Known in her native land as the 'Angel of Burundi,' Marguerite Barankitse has helped thousands of children and women make a new start in Burundi after years of living in exile. Visiting UNHCR headquarters in Geneva on Friday, she made no attempt to hide her dismay at the news that the refugee agency is rapidly running out of funds to finance its voluntary repatriation operation for Burundian refugees.

"How is it possible that no money can be found to give all those children the chance of a decent life?" she said. "When I hear something like this, it makes me think that the international community does not take us seriously. We are working so hard to rebuild Burundi; we have had a peaceful election; we are doing everything we can. Why is there no money?"

UNHCR warned last week that it had received less than half of the US$ 62 million it needs to carry out its ongoing voluntary repatriation programme for Burundian refugees. Unless it receives additional funding very rapidly, the refugee agency may well have to suspend the programme, which is its biggest repatriation operation in Africa. Since 2001, UNHCR has helped some 285,000 Burundians return to their homeland - including 58,000 so far this year. Nevertheless, there are still some 400,000 Burundian refugees in neighbouring Tanzania alone.

"I have been lucky enough not to have been a refugee myself," said Barankitse, "and I can only imagine how hard it must be to lose everything - your home, your friends, your identity. There is no greater wealth than to be in your own country. How can we tell all these people who want to come home that there is no money?"

In the little town of Ruyigi, not far from the Tanzanian border in eastern Burundi, Marguerite Barankitse works closely with UNHCR to help thousands of women and children recently returned to their homeland. Her vocation grew out of the wave of ethnic violence that unfurled over Burundi in the wake of President Melchior Ndadaye's assassination in 1993. A Tutsi herself, Barankitse saved the lives of 25 children whose parents were among 72 people massacred in Ruyigi in the space of a few days. She herself was beaten, tied up and forced to witness some of the killings. She later managed to escape and hide with the children under the roof of the local church.
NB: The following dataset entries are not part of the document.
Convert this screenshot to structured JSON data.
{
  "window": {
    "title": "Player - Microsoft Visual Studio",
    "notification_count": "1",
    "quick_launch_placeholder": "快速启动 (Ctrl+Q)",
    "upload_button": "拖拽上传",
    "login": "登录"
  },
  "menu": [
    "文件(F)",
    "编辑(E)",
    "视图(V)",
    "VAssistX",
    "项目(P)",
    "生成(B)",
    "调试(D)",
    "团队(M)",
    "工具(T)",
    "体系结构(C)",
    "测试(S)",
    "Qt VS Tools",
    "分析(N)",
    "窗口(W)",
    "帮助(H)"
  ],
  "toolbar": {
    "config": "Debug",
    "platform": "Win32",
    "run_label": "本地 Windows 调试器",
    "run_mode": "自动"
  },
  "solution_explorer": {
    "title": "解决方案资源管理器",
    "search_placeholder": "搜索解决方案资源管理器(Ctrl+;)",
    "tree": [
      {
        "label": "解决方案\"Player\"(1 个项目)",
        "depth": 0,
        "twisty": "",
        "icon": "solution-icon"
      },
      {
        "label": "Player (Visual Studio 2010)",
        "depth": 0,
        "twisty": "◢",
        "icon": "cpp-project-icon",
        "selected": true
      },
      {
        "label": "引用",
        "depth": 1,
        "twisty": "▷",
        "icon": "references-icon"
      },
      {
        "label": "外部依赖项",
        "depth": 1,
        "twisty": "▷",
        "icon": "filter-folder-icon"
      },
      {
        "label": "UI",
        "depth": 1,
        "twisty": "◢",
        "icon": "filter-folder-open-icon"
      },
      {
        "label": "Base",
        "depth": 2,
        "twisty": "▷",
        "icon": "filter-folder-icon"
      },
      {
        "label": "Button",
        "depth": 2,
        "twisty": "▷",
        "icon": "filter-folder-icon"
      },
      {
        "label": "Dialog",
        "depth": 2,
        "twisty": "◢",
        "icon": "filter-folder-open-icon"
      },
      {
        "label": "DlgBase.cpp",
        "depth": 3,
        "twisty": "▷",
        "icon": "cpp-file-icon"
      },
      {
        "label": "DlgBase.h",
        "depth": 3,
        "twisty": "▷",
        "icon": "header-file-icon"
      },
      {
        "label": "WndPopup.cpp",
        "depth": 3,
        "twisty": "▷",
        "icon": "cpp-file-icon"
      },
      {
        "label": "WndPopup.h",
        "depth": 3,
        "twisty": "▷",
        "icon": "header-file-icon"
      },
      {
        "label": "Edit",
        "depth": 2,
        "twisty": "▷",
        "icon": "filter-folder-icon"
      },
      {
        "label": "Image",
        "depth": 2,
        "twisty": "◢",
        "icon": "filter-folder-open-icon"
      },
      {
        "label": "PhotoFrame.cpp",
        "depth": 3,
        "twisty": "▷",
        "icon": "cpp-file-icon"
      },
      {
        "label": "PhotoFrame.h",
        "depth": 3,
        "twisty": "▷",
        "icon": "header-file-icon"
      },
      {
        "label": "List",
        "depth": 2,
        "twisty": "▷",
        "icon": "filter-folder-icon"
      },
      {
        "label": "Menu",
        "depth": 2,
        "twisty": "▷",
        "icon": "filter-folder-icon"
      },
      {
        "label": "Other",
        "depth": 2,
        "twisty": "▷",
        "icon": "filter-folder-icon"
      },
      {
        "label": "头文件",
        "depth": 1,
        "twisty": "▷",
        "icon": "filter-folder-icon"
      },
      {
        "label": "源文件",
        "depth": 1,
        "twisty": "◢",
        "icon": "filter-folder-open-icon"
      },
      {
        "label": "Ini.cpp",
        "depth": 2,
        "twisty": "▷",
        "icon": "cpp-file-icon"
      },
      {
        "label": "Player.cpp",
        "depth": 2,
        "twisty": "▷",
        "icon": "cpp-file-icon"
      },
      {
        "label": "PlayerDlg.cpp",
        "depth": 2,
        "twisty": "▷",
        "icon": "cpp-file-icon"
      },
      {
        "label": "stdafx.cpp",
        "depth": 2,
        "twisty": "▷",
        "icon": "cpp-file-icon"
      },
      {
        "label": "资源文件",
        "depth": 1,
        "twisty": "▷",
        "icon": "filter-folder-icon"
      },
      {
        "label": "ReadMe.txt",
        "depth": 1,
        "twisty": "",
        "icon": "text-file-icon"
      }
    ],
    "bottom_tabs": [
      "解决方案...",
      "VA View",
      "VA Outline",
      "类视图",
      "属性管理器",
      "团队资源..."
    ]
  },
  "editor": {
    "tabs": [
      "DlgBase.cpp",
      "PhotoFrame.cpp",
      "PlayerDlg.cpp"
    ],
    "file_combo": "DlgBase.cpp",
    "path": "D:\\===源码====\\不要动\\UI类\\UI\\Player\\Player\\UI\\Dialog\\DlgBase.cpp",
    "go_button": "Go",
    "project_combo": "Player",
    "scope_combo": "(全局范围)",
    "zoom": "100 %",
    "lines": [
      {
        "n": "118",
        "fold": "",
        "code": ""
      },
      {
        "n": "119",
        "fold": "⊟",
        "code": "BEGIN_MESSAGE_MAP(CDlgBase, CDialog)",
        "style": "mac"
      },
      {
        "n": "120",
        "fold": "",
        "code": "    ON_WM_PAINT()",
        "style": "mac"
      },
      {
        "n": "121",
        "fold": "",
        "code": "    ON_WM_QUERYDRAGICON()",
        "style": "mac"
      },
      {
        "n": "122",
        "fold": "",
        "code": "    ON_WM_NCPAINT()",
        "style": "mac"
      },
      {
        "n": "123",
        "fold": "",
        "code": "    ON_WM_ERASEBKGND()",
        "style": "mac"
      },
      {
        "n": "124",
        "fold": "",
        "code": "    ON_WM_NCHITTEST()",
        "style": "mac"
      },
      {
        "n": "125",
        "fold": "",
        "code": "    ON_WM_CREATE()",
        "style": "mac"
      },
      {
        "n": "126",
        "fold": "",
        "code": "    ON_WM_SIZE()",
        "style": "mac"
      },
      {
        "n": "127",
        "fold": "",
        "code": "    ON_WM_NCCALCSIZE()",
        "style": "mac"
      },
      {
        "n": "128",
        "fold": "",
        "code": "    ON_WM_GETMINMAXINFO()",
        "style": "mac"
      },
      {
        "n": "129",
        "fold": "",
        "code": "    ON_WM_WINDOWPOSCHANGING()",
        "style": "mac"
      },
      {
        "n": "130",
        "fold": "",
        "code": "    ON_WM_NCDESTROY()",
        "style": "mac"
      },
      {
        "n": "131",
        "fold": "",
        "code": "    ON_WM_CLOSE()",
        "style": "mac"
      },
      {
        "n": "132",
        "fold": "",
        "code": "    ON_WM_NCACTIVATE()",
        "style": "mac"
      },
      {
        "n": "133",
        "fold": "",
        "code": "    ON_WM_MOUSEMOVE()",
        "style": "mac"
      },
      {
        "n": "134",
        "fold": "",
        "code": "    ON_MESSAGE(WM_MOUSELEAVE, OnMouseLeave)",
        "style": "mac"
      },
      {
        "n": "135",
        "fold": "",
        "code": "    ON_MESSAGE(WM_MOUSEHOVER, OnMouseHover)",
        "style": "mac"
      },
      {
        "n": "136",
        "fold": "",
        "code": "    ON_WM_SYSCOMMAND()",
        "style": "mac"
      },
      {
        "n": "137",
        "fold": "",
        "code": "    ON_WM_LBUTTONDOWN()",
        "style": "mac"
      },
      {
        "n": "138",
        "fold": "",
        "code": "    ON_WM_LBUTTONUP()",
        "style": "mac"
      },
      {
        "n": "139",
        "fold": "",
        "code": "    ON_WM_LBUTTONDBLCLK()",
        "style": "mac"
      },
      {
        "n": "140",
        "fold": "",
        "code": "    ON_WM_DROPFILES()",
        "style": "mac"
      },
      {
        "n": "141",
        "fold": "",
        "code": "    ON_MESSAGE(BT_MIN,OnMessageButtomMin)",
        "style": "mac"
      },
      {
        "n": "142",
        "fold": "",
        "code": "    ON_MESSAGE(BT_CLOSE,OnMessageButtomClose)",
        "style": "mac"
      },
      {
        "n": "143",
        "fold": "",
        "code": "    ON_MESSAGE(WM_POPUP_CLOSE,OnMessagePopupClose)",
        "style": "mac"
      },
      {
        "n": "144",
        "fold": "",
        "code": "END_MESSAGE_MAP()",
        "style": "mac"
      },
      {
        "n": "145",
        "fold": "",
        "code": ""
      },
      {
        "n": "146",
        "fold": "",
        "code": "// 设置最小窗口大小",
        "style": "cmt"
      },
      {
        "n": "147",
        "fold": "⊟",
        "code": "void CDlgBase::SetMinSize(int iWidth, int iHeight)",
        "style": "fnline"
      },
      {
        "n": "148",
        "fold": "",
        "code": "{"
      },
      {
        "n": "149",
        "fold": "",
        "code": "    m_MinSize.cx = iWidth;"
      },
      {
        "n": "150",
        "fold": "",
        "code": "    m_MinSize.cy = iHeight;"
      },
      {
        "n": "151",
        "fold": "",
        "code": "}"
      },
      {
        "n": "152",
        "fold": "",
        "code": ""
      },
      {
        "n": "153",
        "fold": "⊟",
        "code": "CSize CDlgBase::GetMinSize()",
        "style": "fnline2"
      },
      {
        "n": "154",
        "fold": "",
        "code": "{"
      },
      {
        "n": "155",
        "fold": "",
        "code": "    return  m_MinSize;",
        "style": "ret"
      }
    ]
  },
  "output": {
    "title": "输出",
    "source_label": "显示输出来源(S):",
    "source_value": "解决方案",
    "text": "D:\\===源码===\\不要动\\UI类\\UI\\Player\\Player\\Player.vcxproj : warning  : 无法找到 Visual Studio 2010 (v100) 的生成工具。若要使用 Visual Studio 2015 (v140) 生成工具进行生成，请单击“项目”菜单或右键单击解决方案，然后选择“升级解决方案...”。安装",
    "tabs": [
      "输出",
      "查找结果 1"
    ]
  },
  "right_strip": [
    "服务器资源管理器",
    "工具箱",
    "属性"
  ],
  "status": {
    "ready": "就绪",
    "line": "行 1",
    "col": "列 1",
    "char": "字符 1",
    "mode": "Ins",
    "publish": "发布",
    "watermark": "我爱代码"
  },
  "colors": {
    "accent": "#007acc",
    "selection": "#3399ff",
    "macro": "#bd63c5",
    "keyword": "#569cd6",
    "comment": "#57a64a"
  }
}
Since then, she has become a mother to thousands of children from all ethnic groups and nationalities who have been uprooted, orphaned or disabled by the conflict. She runs a team of 120 people, many of them volunteers, who look after a total of some 10,000 children. All over Burundi, she has set up villages for children who have been orphaned or separated from their families. They live in these villages in the company of social workers, with nannies to look after the younger ones.

"We are training local women, very often women who were refugees and have just returned to Burundi, to look after the children - in this way, we also create a new base of skills, we give them a chance to earn a living while taking care of children in need," Barankitse said. "These women have been the lifeline of Burundi during the country's darkest years. They ploughed the fields at night and hid during the day. They kept their families together during their years in exile. We must invest in them - the future of Burundi depends on it."

With the election of President Pierre Nkurunziza in August, Burundi's process of political transition, which began with the 2001 Arusha peace accords, effectively came to an end. Nevertheless, the new Burundian government faces enormous challenges as it strives to achieve a stable peace: the reconstruction of homes and infrastructure; the creation of health and education facilities; and the reintegration of hundreds of thousands of returning refugees and internally displaced people.

UNHCR had committed itself to build close to 23,000 homes, 48 schools with a total of 245 classrooms and 14 health centres in 2005. Because of lack of funds, the refugee agency has already had to revise these numbers down to 43 schools and 11 health centres. If the current financial crisis continues, it will have to stop all building programmes. Income-generating activities and professional training programmes benefiting some 10,000 people will also be suspended.

"This cannot be allowed to happen," Barankitse said. "What we are doing is only a drop in the ocean, but if everyone puts in a drop we can make a difference and turn the tide."